Risk

Discussion in 'Events' started by Trend Following, Oct 16, 2011.

  1. Trend Following

    Trend Following ET Sponsor

    A friend of mine passed this "risk" piece along courtesy of her friend a prominent vascular surgeon living in Washington, DC:

    I am a huge Jobs fan, but the doctor makes an compelling case for assessing risk.
     
  2. The writer, a surgeon, is making a case for surgery over nonsurgical treatment. This is about as compelling as walking into a barbershop and being told you need a haircut.
     
  3. Trend Following

    Trend Following ET Sponsor

    The doctor was simply stating that there was no data to support diet as a solution. How does your response counter that?
     
  4. I agree, that is what he is trained to do.

    Also, the surgeon is accepting at face value Mr Jobs comment to treat his condition with diet. It is less antagonizing than telling the Dr "I prefer no treatment, I have other things to do with the time I have left." Or, Mr Jobs has no faith in the outcome of surgery.

    But I do understand the point the author made regarding risk.

    Successful people think they have the formula for success in everything and at some point are proven wrong or reach out too far one day and fail with drastic consequences.
     
  5. Trend Following

    Trend Following ET Sponsor

    Good points.
     
  6. Trend Following

    Trend Following ET Sponsor
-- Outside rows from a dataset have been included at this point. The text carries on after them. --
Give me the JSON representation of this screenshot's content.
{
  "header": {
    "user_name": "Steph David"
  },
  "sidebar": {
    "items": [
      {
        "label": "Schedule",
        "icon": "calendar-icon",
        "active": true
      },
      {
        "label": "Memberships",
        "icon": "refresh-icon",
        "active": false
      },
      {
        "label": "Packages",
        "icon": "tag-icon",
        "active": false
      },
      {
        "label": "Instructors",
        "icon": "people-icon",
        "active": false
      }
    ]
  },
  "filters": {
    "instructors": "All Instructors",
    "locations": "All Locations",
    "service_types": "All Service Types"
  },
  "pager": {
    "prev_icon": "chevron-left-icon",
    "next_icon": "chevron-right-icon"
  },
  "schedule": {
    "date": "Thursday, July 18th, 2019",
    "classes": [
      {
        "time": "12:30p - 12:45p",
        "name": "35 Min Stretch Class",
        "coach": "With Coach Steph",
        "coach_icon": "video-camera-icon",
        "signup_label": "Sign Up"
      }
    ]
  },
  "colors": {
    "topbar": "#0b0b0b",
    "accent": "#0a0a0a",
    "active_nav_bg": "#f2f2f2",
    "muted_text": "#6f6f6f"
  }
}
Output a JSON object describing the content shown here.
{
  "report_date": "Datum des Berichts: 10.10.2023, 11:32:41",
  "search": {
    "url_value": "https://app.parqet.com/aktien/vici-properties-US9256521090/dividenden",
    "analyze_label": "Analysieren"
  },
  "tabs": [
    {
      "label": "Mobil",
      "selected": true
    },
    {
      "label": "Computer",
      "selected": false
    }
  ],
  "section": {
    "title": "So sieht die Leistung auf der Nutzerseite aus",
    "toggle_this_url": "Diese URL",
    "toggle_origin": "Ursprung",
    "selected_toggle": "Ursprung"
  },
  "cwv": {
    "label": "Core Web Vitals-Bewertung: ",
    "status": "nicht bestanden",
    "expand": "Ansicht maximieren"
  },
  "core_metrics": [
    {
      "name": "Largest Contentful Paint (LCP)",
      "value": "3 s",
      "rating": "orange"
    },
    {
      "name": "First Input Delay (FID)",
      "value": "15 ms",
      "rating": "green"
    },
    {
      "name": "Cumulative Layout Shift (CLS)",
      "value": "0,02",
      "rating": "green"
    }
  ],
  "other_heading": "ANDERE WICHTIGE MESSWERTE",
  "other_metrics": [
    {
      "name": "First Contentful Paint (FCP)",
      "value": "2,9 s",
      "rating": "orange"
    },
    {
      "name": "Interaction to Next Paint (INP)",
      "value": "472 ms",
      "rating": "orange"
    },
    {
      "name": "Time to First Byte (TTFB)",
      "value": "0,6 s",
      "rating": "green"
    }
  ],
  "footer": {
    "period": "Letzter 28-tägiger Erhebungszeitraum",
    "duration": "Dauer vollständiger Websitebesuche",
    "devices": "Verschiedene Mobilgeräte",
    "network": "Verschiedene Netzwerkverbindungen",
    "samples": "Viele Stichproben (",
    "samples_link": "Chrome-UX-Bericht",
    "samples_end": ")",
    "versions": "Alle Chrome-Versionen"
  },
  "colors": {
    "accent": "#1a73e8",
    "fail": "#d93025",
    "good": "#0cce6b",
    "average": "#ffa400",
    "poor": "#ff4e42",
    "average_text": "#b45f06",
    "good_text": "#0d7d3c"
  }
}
    The Associated Press purchased a copy of the book Thursday. The book delves into Jobs’ decision to delay surgery for nine months after learning in October 2003 that he had a neuroendocrine tumor — a relatively rare type of pancreatic cancer that normally grows more slowly and is therefore more treatable. Instead, he tried a vegan diet, acupuncture, herbal remedies and other treatments he found online, and even consulted a psychic. He also was influenced by a doctor who ran a clinic that advised juice fasts, bowel cleansings and other unproven approaches, the book says, before finally having surgery in July 2004. Isaacson, quoting Jobs, writes in the book: “`I really didn’t want them to open up my body, so I tried to see if a few other things would work,’ he told me years later with a hint of regret.”